“The reason for its appearance was rather simple,” says Tien. “During the war, there was a shortage of material to make glass bottles. The beer companies are located in Hanoi. So they started producing bia hoi, a drink they could serve right out of the bom [keg]. This reduced expenses and the taste was also fantastic.”
The bia hoi from Habeco continued to ferment in those boms as they were delivered to outdoor outlets across the city. These establishments soon became magnets for city dwellers.
According to Tien, in those early days the flavour of the fresh beer coming out of the factory was just so tasty and special. He also remembers the white foam, the froth that would stick to the glass until the last drop was consumed.
Queues, Glasses and Lion Heads
In the 1960s, most people who drank beer were middle-aged men — younger people didn’t have much money. The queues at the mau dich — the state-run stores and restaurants during the Subsidy Era — were always long. People had to shout to get attention, but it could still take an hour or so to get just one glass of beer. It wasn’t rare to hear barmaids yelling, “Stay quiet! If you don’t, I won’t serve you.”
The bia hoi joints on Co Tan (now Trang Tien), Nguyen Bieu, Cau Giay, Thuy Ta (on Hoan Kiem Lake), Mo, Vong and Hang Bai were always crowded. As the demand became greater, shops made their own rules for bia drinkers — which customers always followed. In the 1970s, says Tien, some shops didn’t sell beer by itself, but instead sold it together with goods left in stock such as peanuts, raw vegetables and even toys for children.

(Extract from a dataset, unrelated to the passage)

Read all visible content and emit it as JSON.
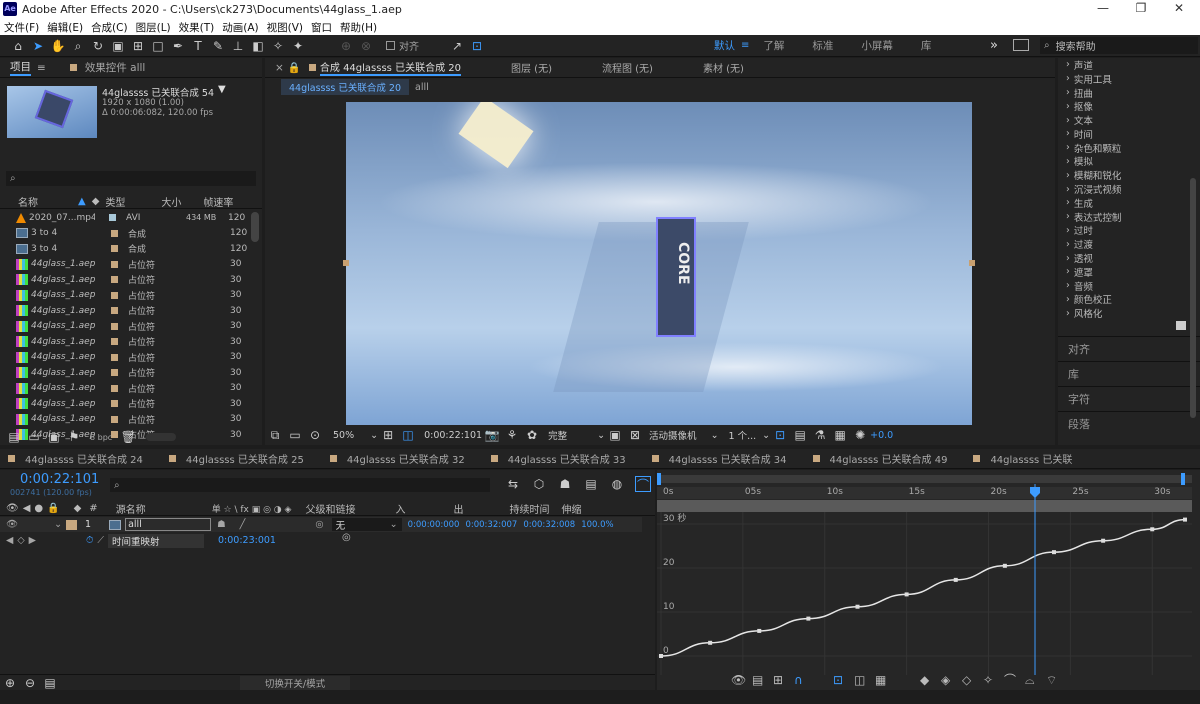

“In October 1974, Quan Thanh Department Store was selling ‘lion’s heads’ [a toy model of the heads used in lion dances] for children to play with during the Full Moon Festival,” writes Tien. “But they had so many left unsold that they teamed up with the Nguyen Bieu beer joint to get rid of the extra lion’s heads by selling them to people who bought beer. Four glasses of beer came with a small lion’s head; six glasses of beer came with a big one… The beer joint became just like a toy manufacturer, packed with lion’s heads.”
At the time, there weren’t a great variety of beer snacks, but what was available was quite unique. Peanuts, papaya salad, fried tofu with shrimp paste, boiled snails — all were popular complements. Most of the snacks were sold by hawkers or street vendors nearby.
During this period, dog meat started to become popular in the bia hoi joints. Tien remembers that, during his student life, he often rode buses with dog meat dealers coming into Hanoi from the suburbs.
“They laid the dog meat all over the floor on the bus,” he recalls. “When the bus dropped them on Phan Chu Trinh, where they had already parked their bikes, the dog meat was taken out and delivered to stores around the city, many of which were bia hoi vendors.”
The glasses used for bia hoi also have a story. At first the beer was served in a 500ml ridged glass — made from the shards of other broken glasses, they were often light green or white, with bubbles visible through the glass layer. When glass was difficult to produce due to the war, big ceramic containers were used instead. They were so thick and heavy that they were called coc vai — ‘heavy glasses’.
In 1971, glasses were reintroduced, but this time they were smaller, holding about 300ml of beer. The word coc vai, however, has remained.
Today, restaurants like Backyard Bia Hoi (a trendy spot on Quang Khanh, Tay Ho, Hanoi) use coc vai to serve bia hoi — a nice little touch that harkens back to the Subsidy Era.
Bia Hoi Today
Although bia hoi can be found all over Vietnam, it remains very much a part of the unique character of Hanoi. Shops are open in every neighbourhood, and young people come to the Old Quarter to meet friends over a few glasses of beer.
Tien, however, rarely drinks bia hoi anymore. He thinks the beer has lost its original taste because many joints have mixed it with low quality beer or poor home-brewed versions.
“The beer is now the same everywhere,” he says. “It doesn’t have the same essence any more. It’s just cold and fermented, that’s all.”
To him, the best atmosphere for drinking bia hoi was in the past. It was a time where people drank slowly and quietly — you seldom saw any drunk people.
“We didn’t have enough beer to drink, let alone enough to get drunk.”